──────── Material for this exercise ────────
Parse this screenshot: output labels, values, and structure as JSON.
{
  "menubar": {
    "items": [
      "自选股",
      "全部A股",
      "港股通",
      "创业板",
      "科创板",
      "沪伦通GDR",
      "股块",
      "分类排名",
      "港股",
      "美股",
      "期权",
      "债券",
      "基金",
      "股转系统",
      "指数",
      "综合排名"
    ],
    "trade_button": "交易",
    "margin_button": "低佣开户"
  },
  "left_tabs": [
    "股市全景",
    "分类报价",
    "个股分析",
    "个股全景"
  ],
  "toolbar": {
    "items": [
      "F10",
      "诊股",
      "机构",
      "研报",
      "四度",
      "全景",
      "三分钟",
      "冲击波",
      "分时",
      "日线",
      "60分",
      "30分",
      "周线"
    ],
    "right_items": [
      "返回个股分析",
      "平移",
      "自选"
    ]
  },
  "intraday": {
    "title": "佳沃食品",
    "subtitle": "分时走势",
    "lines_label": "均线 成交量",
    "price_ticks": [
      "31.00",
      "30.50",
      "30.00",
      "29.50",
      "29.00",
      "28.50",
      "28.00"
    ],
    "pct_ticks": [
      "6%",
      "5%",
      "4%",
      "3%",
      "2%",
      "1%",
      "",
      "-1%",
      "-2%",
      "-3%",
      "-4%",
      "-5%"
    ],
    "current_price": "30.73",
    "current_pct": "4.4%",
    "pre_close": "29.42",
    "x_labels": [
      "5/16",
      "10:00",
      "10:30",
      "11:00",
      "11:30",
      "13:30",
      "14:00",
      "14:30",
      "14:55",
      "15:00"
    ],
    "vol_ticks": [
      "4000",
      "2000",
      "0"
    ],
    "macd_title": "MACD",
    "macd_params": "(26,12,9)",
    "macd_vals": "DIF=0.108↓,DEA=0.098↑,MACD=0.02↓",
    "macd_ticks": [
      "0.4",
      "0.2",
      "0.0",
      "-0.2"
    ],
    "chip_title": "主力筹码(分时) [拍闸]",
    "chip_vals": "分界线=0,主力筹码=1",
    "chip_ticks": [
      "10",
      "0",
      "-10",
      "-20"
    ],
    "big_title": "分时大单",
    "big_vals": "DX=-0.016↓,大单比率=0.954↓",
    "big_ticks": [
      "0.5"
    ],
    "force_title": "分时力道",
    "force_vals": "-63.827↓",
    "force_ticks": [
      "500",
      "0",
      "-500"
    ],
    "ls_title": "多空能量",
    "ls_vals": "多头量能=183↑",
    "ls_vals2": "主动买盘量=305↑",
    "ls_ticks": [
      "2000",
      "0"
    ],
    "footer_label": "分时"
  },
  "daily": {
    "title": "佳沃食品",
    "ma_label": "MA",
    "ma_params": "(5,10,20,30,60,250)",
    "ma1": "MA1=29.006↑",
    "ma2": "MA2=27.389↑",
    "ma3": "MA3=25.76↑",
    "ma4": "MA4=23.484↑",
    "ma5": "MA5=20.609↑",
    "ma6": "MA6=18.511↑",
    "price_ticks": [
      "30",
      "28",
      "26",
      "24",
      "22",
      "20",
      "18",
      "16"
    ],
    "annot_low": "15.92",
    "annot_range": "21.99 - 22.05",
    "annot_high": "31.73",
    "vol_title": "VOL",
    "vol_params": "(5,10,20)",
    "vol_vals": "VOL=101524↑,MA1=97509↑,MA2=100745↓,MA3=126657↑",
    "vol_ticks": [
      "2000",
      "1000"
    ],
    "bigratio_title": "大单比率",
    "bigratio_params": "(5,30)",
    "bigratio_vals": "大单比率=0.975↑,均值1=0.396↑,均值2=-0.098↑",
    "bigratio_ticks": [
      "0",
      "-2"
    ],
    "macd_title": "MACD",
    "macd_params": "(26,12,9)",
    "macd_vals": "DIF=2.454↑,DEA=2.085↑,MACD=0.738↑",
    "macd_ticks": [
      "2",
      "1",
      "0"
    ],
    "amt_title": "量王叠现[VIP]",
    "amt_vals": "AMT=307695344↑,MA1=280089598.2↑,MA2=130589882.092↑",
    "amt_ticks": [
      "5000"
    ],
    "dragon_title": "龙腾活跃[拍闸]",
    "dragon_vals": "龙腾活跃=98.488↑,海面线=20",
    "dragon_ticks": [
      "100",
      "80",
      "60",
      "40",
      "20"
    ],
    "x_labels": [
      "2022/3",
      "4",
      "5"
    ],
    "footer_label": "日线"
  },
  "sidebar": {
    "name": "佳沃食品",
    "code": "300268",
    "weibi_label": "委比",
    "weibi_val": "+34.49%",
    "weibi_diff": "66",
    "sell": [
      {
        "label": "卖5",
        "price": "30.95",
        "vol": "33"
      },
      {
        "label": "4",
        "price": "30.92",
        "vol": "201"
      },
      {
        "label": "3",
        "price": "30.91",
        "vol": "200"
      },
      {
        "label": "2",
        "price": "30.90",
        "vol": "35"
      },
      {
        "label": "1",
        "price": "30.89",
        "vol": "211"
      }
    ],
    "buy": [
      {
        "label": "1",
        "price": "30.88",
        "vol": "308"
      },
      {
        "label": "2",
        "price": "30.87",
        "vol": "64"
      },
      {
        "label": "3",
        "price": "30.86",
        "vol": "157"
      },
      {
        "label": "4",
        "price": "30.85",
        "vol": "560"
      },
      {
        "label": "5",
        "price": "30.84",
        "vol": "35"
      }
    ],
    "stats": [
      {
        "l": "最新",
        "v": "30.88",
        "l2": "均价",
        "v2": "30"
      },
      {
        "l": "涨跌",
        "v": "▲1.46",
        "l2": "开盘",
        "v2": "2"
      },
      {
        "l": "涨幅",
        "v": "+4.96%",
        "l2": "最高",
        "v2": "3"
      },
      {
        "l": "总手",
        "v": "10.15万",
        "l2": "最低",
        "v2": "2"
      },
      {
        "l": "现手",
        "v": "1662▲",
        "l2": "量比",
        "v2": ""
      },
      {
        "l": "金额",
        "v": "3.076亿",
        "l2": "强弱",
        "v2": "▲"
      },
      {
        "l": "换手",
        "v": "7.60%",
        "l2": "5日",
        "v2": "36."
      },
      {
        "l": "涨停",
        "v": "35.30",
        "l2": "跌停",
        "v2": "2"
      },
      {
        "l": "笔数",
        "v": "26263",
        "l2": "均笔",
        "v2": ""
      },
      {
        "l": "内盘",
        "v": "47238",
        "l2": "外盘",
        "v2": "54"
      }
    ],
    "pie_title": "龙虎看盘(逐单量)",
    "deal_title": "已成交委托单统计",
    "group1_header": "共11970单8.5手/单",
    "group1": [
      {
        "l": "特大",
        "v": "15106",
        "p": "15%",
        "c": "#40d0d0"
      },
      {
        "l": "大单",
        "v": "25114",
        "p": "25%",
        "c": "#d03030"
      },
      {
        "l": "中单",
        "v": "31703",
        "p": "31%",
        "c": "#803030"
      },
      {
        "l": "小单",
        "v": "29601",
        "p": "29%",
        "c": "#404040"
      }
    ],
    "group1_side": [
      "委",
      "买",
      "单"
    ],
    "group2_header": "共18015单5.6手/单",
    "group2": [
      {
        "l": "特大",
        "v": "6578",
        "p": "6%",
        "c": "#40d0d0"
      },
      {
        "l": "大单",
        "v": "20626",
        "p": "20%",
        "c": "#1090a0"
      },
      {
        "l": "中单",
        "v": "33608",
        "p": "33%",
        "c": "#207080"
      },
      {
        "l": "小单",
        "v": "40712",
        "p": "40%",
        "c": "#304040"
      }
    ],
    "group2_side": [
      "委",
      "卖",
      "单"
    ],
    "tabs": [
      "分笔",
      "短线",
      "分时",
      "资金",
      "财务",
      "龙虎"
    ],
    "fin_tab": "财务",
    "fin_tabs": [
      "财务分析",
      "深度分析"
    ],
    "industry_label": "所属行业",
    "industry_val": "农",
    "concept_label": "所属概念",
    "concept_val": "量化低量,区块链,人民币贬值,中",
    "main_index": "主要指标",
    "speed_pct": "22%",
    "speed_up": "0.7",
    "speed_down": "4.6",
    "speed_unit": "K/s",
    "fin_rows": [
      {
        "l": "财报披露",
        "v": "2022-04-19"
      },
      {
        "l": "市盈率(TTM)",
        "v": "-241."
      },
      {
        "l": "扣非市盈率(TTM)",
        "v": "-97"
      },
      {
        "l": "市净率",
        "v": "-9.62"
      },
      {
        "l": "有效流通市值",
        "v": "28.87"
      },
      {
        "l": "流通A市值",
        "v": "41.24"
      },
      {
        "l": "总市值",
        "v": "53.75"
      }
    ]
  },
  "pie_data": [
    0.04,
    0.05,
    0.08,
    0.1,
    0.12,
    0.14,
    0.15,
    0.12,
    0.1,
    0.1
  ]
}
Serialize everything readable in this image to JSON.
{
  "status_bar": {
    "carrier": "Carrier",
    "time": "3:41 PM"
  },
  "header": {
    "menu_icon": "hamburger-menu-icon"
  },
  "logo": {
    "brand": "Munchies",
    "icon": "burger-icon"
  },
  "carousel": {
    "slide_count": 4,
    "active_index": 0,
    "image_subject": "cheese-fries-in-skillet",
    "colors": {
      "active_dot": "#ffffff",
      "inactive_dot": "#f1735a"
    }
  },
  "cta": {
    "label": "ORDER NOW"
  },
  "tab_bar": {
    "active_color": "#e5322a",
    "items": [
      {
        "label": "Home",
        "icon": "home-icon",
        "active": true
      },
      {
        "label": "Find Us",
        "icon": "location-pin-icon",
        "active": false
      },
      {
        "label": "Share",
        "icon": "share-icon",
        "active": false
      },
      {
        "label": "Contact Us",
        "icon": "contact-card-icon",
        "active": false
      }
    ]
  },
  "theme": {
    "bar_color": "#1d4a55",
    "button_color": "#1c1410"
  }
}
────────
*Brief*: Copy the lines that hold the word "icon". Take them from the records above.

*Reply to the exercise*:
    "menu_icon": "hamburger-menu-icon"
    "icon": "burger-icon"
        "icon": "home-icon",
        "icon": "location-pin-icon",
        "icon": "share-icon",
        "icon": "contact-card-icon",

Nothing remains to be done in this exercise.